Recently, Ambassador of Ukraine to Australia Dr. Mykola Kulinich visited Western Sydney University at the invitation of Sev Ozdowski Ph.D. and delivered there a public lecture entitled “Ukraine in Europe: Today and Tomorrow.” He told the audience about Ukraine’s European choice, its achievements in recent years, and strategic plans for the future. The lecture also discussed the annexation of Crimea and the war between Ukraine and Russia, which had killed over 10,300 people, injured many more and displaced over 1.8 million from the Donbas. We asked the chief of our diplomatic mission in Australia to share with readers of The Day the main theses of his speech in front of Australian students.

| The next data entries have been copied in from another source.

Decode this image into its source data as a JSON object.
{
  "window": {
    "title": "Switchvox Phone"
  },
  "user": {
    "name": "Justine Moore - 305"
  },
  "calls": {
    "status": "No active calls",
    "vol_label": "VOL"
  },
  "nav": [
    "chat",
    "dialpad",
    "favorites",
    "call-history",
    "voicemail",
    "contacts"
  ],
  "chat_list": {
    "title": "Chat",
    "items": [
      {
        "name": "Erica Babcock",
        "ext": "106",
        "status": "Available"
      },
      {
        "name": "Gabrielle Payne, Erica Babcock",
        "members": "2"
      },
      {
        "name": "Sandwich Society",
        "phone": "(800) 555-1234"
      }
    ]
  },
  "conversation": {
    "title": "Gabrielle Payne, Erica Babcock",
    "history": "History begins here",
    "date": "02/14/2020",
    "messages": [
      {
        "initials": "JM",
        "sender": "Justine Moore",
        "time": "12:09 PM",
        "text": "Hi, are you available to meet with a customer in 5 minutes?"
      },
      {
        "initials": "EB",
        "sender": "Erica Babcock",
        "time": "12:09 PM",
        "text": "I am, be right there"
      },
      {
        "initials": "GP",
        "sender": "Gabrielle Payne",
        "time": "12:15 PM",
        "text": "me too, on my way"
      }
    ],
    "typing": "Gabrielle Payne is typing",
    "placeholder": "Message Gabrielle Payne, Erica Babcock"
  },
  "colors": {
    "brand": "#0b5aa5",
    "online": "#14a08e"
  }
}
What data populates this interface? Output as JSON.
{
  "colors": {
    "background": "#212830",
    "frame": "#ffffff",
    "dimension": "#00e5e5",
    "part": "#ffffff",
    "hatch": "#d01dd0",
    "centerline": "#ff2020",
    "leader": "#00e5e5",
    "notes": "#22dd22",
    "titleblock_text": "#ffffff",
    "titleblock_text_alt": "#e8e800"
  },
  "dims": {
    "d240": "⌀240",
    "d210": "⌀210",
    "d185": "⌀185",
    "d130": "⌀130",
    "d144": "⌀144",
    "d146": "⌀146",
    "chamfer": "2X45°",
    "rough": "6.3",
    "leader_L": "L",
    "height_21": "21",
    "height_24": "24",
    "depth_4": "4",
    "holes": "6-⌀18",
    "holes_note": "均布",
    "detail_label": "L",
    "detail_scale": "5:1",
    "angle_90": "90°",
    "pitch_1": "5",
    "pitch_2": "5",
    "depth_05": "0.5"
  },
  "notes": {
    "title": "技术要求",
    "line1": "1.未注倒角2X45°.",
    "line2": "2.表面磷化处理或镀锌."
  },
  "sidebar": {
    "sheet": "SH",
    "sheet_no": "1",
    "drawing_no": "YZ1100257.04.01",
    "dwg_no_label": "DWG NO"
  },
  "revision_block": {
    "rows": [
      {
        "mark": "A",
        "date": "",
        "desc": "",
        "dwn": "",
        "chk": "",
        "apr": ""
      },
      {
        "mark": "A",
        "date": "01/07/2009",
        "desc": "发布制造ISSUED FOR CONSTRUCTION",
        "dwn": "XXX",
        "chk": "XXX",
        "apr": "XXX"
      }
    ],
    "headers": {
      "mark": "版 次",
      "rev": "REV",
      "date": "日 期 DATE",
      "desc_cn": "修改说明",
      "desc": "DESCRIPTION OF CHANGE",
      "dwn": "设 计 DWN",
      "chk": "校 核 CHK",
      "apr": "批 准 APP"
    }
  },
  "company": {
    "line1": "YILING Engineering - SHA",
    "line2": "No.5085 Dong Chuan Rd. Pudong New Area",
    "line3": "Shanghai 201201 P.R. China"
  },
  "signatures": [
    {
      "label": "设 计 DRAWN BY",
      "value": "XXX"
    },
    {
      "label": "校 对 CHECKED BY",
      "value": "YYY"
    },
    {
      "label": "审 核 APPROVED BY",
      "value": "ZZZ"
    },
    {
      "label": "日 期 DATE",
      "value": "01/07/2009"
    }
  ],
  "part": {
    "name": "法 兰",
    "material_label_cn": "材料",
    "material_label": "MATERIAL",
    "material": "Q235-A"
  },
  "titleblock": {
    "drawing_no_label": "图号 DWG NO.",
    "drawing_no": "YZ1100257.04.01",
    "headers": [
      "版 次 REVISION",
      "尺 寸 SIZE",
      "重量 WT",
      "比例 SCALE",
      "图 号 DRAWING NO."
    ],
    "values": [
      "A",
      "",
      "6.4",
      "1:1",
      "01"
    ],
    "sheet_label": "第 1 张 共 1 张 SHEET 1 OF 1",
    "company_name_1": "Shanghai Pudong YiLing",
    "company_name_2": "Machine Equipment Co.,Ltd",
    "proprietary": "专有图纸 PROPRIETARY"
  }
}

1. For Ukraine Euro-integration is not simply a slogan, it is a return to its historical, geographical and civilization identity. For according to these parameters, Ukraine was always a part of Europe (Geographical centre of Europe situated in Rakhiv). And as I always repeat we are not neighbor of Europe we are neighbor of EU.
2. Ukraine has at last understood that European integration is not a single-step action, but more an in-depth process. People have understood that our progress depends on fundamental internal transformations. That our goal is not exclusively formal membership, but the achievement of a level of standards which are indicative of EU membership.
3. You all know how the Russian Federation acts in the information field, in the nourishing of radical nationalist movements, using Russian speaking minorities to provoke contrived tension on the borders of the EU and NATO (though its own citizens within Russia have real problems in everyday life). This is done in order to weaken Western institutions, to undermine the transatlantic partnership, to use the informational openness of democratic societies to manipulate politics and discredit the idea of a united Europe and a strong NATO in the eyes of the Europeans themselves, and in the eyes of those who seek to become a part of a united European family.
And it is not just an attack on Ukraine, the EU or NATO. It is a war against the basic values and principles of democracy. An attempt to cast doubt on the democratic type of decision-making in a global scale.
4. Today we are ridding ourselves of the postulate that there is no alternative to economic dependence on the Russian Federation, replacing it with a European scale of values. The eradication of notions imposed upon us by Russia is going on simultaneously with changes of game rules in Ukrainian society. In other words, we are changing the game rules to change people’s mentality. Re-thinking is a key concept for protecting freedom and democracy.
5. In 2008, during the NATO Bucharest Summit, Ukraine approached its Western partners to provide a Membership Action Plan (MAP). It was refused, but however agreed that membership can be possible in the future. This action was wrongly interpreted by the Russian Federation as NATO’s willingness to accept the concept of “zones of influence.” An immediate consequence of this was the Russian war with Georgia in August 2008.
6. We are very sure that Ukraine can be not only recipient of European security but contributor to it.
7. Since the beginning of the Russian aggression against Ukraine in 2014, our Armed Forces went through deep reformation. Now Ukraine has one of the largest standing and capable Armed Forces in Europe. Ukraine demonstrates its resilience to combat a hybrid warfare unleashed by Russia against our country. Strong Ukrainian Army, our unique combat experience in fighting against Russian hybrid aggression is a beneficial asset for Allies. Ukraine is de facto NATO’s Eastern flank.
8. I am convinced that, achieving criteria of NATO membership with the transformation of our economic, political and legal system we will also represent added value to the Alliance.
9. “Skripal case” became wake up call for Western democracy. The barrage of lies and threats with which Russia responded to being called upon to explain itself seem to have mobilized the West into a surprisingly vigorous and unified response.
10. We are not calling anyone to go to war, but are seeking for support.
11. We really appreciate the Australian government support for sovereignty and territorial integrity of Ukraine.
12. We will not let the third forces divert Ukraine from its European path, or stop the EU and NATO from enhancing and strengthening their role.
13. The time has come to defend what’s ours. That is why each of us must make a choice.
Ukraine has made its choice, a choice for democratic values and freedom. Ukraine is making its way to Europe.